Since its original publication twenty years ago Rian Malan’s classic work of narrative nonfiction My Traitor’s Heart has earned its author comparisons to masters of literary nonfiction like Michael Herr and Ryszard Kapuscinski.
The Lion Sleeps Tonight is Malan’s remarkable chronicle of South Africa’s halting steps and missteps, taken as blacks and whites try to build a new country. Some of the essays previously appeared in a collection published only in South Africa, Resident Alien, but others are collected here for the first time. The collection comprises twenty-three pieces; the title story investigates the provenance of the world famous song “The Lion Sleeps Tonight,” which Malan traces back to a Zulu singer named Solomon Linda who recorded a song called “Mbube” in the 1930s, which went on to be covered by Pete Seeger, REM, and Phish, and was incorporated into the musical “The Lion King.” In other stories, Malan follows the trial of Winnie Mandela and plunges into the explosive controversy over President Mbeki’s AIDS policies of the 1990s.
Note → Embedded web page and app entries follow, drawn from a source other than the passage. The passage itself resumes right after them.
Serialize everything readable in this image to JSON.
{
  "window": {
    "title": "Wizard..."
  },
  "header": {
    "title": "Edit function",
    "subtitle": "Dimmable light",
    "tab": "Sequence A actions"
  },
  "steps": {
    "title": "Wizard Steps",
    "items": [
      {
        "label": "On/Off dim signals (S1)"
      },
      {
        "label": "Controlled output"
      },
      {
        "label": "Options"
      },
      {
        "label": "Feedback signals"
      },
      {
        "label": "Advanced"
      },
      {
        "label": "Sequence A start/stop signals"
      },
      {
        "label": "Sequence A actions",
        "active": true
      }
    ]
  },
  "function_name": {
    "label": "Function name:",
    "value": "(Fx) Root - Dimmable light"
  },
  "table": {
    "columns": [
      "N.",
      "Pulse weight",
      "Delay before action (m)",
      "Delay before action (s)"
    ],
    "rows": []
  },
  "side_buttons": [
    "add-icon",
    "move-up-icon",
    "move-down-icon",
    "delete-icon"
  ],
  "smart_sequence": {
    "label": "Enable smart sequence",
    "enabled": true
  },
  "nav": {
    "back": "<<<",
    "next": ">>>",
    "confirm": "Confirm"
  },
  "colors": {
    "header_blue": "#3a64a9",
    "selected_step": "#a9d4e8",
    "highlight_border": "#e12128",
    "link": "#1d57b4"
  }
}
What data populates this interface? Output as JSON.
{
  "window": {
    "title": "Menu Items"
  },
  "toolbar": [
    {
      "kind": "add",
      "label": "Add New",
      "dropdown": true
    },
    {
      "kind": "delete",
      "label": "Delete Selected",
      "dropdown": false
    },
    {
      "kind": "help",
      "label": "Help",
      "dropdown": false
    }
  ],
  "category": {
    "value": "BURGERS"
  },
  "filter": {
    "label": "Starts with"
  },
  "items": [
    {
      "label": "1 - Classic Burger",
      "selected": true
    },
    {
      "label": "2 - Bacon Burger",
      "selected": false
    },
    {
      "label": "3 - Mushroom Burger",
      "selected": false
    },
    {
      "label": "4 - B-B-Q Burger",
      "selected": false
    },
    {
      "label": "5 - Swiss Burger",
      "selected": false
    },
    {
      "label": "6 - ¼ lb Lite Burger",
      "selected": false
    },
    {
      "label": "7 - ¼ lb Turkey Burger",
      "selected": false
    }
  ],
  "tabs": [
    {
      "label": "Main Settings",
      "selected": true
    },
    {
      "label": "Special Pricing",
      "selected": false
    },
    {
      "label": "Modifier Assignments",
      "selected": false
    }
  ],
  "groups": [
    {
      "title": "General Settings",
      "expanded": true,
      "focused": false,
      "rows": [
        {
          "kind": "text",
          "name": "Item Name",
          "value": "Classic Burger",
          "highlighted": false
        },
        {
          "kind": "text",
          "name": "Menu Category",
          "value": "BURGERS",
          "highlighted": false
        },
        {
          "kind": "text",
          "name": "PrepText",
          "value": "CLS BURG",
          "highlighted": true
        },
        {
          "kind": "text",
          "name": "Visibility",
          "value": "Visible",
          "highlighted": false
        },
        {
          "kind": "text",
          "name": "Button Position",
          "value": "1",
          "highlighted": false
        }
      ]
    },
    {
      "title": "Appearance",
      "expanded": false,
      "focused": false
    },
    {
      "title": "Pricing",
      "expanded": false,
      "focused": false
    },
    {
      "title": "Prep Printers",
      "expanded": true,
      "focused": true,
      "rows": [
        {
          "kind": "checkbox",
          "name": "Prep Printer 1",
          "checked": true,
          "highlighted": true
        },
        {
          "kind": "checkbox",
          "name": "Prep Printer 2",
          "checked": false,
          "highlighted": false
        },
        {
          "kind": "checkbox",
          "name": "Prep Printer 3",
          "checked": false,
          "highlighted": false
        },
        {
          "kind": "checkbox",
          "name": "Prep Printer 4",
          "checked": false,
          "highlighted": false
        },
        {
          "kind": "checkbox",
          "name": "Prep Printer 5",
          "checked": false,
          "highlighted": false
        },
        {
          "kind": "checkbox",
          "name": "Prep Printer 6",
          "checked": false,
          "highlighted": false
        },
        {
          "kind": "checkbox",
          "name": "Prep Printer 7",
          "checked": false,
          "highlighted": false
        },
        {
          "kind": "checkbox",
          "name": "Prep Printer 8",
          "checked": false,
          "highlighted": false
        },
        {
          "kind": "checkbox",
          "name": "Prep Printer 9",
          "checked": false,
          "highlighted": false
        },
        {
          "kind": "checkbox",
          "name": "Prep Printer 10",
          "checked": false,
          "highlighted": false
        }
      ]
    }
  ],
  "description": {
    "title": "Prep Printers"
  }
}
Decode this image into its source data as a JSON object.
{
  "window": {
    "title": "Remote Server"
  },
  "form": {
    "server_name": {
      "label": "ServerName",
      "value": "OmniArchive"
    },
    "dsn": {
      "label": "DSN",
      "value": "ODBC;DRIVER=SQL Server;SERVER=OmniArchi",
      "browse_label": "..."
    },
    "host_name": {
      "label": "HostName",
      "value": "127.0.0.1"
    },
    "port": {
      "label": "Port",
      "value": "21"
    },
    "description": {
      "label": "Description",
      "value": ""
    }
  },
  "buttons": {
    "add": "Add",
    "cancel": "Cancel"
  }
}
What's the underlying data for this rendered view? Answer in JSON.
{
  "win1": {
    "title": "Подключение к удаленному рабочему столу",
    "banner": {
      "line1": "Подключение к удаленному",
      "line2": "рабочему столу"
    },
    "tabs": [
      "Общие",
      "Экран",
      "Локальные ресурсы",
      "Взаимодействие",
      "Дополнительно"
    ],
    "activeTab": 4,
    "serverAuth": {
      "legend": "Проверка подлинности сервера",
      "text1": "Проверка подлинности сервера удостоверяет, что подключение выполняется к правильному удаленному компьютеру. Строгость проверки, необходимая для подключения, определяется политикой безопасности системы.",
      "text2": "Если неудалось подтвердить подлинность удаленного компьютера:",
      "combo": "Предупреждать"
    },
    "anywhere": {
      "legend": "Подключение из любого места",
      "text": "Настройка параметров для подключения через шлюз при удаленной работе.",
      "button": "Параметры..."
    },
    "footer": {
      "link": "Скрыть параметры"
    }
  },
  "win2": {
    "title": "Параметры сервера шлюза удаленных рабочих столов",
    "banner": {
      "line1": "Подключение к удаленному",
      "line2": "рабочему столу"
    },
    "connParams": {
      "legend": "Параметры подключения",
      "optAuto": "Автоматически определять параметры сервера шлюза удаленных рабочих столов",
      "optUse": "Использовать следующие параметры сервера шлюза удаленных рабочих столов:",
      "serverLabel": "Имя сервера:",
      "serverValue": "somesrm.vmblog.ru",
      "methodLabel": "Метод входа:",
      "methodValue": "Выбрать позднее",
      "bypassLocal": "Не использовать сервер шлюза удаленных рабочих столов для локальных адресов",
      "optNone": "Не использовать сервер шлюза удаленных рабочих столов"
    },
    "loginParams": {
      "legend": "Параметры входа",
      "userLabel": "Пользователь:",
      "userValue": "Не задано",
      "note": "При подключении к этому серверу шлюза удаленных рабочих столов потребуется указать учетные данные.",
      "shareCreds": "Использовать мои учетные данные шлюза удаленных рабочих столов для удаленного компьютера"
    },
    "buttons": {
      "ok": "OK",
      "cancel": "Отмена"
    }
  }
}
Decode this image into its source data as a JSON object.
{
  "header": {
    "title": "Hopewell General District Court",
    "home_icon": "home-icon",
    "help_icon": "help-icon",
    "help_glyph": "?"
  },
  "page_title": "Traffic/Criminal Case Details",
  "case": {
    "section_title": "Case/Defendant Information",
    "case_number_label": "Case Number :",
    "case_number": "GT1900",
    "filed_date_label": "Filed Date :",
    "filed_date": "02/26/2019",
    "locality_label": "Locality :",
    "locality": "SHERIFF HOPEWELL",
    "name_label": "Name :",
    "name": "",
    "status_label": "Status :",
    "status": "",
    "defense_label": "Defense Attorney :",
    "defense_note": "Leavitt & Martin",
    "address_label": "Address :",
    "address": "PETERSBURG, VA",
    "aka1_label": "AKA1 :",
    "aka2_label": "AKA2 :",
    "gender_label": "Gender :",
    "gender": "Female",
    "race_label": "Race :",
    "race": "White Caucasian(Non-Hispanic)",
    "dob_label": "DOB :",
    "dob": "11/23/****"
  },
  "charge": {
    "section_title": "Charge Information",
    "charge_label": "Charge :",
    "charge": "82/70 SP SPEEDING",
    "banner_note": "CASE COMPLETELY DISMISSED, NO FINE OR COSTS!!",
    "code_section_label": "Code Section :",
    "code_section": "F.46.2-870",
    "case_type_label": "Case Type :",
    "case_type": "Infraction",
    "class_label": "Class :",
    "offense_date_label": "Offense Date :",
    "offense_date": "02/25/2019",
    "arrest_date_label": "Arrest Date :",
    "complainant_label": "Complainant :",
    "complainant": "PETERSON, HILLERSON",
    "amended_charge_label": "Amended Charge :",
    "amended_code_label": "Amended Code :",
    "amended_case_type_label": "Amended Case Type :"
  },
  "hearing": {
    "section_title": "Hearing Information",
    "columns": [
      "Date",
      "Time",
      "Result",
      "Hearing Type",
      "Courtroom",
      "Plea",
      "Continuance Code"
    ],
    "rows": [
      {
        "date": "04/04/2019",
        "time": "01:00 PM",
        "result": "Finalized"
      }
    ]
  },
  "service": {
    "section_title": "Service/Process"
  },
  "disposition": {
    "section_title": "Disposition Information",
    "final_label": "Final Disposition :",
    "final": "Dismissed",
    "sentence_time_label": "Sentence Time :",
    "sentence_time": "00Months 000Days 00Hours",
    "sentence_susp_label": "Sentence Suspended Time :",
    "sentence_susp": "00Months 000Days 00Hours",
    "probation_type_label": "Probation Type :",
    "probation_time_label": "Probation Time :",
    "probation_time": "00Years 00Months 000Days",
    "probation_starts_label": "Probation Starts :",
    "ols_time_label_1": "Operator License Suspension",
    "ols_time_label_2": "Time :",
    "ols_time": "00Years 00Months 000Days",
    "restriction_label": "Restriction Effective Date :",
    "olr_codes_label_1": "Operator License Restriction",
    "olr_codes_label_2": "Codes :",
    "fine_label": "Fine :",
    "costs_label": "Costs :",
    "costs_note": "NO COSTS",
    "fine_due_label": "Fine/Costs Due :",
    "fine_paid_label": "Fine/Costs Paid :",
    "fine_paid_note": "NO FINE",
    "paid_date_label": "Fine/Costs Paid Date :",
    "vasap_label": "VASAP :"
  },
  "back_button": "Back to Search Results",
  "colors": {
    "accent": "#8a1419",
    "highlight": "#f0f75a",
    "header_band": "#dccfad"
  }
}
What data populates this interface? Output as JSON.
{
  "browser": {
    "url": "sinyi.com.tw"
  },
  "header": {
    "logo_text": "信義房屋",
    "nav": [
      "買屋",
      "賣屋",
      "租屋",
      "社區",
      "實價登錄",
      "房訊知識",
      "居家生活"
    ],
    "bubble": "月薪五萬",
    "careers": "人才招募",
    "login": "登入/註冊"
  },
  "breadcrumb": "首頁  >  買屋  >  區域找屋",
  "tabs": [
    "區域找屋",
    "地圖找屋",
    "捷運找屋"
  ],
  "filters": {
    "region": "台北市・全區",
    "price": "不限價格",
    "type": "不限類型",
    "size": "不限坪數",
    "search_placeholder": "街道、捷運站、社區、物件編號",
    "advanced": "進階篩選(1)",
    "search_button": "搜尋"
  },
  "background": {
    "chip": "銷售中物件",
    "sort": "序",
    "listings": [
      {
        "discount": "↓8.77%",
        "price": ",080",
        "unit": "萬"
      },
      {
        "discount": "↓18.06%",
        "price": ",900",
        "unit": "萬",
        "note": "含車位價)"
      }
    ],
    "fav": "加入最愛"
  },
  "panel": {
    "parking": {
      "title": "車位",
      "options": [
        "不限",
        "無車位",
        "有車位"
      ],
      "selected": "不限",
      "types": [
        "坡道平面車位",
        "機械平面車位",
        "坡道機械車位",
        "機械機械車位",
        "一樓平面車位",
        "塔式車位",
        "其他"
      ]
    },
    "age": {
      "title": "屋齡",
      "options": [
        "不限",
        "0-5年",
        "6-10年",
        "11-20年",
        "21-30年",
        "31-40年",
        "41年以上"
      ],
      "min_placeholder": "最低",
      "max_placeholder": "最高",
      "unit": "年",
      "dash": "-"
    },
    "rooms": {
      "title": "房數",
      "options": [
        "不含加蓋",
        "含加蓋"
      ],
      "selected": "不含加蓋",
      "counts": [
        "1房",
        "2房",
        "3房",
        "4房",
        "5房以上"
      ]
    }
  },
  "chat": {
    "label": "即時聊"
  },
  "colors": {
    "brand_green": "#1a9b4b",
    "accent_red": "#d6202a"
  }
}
The stories, combined with Malan’s sardonic interstitial commentary, offer a brilliantly observed portrait of contemporary South Africa.